TAMPA, Fla. - School districts across the Bay Area are feeling the staffing crunch fueled by a surge in COVID-19, with more than 1,000 positions in Hillsborough County Schools needing to be filled Wednesday.
During a news conference, Superintendent Addison Davis said more than 600 employees were out for various reasons, including at least 130 who tested positive for COVID-19, as the omicron variant continues to spread throughout the community. An additional 400 positions are already unfilled due to an ongoing staffing shortage.
"Every day that a student doesn't have a high-quality teacher in front of them, it does impact him or her," Davis said.
The problem isn't just impacting teachers. District administrators are having to find people to fill in for all positions, including bus drivers and food service staff.
Davis said the response will be a combination of finding substitutes and full-time staff with open periods or combining classes, if necessary.

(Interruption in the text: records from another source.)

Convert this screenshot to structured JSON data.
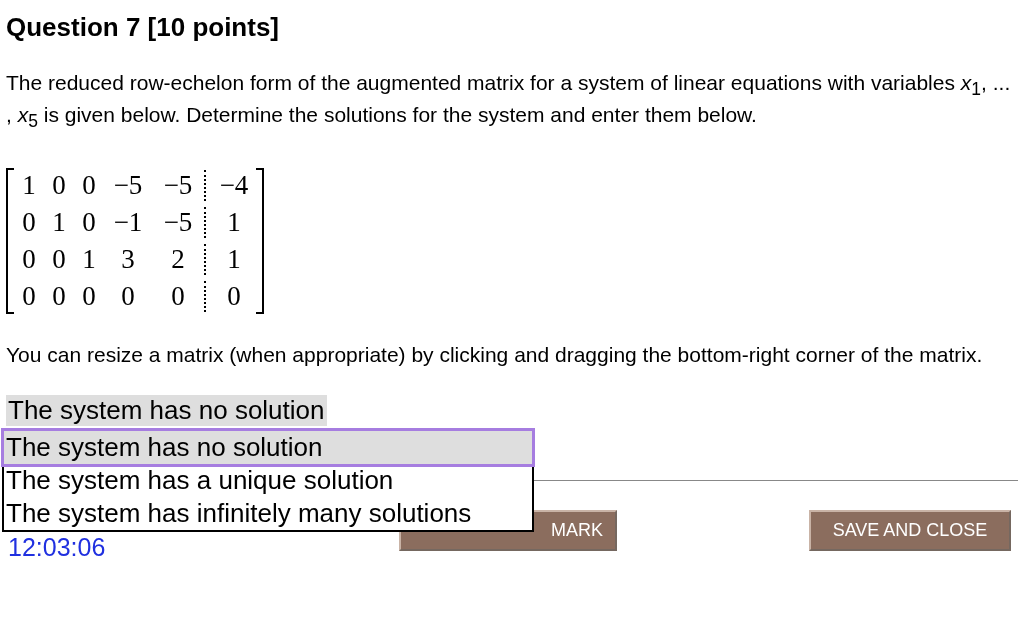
{
  "title": "Question 7 [10 points]",
  "prompt": "The reduced row-echelon form of the augmented matrix for a system of linear equations with variables *x*$_{1}$, ... , *x*$_{5}$ is given below. Determine the solutions for the system and enter them below.",
  "matrix": {
    "rows": [
      {
        "coefficients": [
          "1",
          "0",
          "0",
          "−5",
          "−5"
        ],
        "constant": "−4"
      },
      {
        "coefficients": [
          "0",
          "1",
          "0",
          "−1",
          "−5"
        ],
        "constant": "1"
      },
      {
        "coefficients": [
          "0",
          "0",
          "1",
          "3",
          "2"
        ],
        "constant": "1"
      },
      {
        "coefficients": [
          "0",
          "0",
          "0",
          "0",
          "0"
        ],
        "constant": "0"
      }
    ]
  },
  "hint": "You can resize a matrix (when appropriate) by clicking and dragging the bottom-right corner of the matrix.",
  "select": {
    "value": "The system has no solution",
    "options": [
      {
        "label": "The system has no solution",
        "selected": true
      },
      {
        "label": "The system has a unique solution",
        "selected": false
      },
      {
        "label": "The system has infinitely many solutions",
        "selected": false
      }
    ]
  },
  "timer": "12:03:06",
  "buttons": [
    {
      "label": "MARK",
      "kind": "submit"
    },
    {
      "label": "SAVE AND CLOSE",
      "kind": "save"
    }
  ]
}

"It's taxing on our teachers when they have to cover classrooms and they have to give up their planning period, which we compensate them to do," said Davis.
Davis said the district was able to cover about 80 percent of the jobs Tuesday, when there were more than 900 positions to fill, including about 500 who called out.
According to Davis, pre-pandemic, the district typically dealt with between 600 and 900 open positions a day. During the peak of the delta wave last year, there were more than 2,000 employees out at times.
Davis said the district has no plans to close schools, which Gov. DeSantis has said is not an option.
Meanwhile, strict leaders in Manatee County are also preparing for staff to potentially be out in large numbers, as students return to school Thursday.
"Many times the school administration staff who you know, have teaching degrees and licenses will step in," said Kevin Chapman, Manatee Schools' Chief of Staff.
The Manatee County Health Department also opened a COVID testing site for students and staff a John Marble Park in Bradenton. This is the same site that was temporarily set up during the delta wave, before shutting down as cases subsided.
"Every time there's one of these surges or a school year ends. We definitely examine what went right, what went wrong and figure out ways to improve," Chapman said.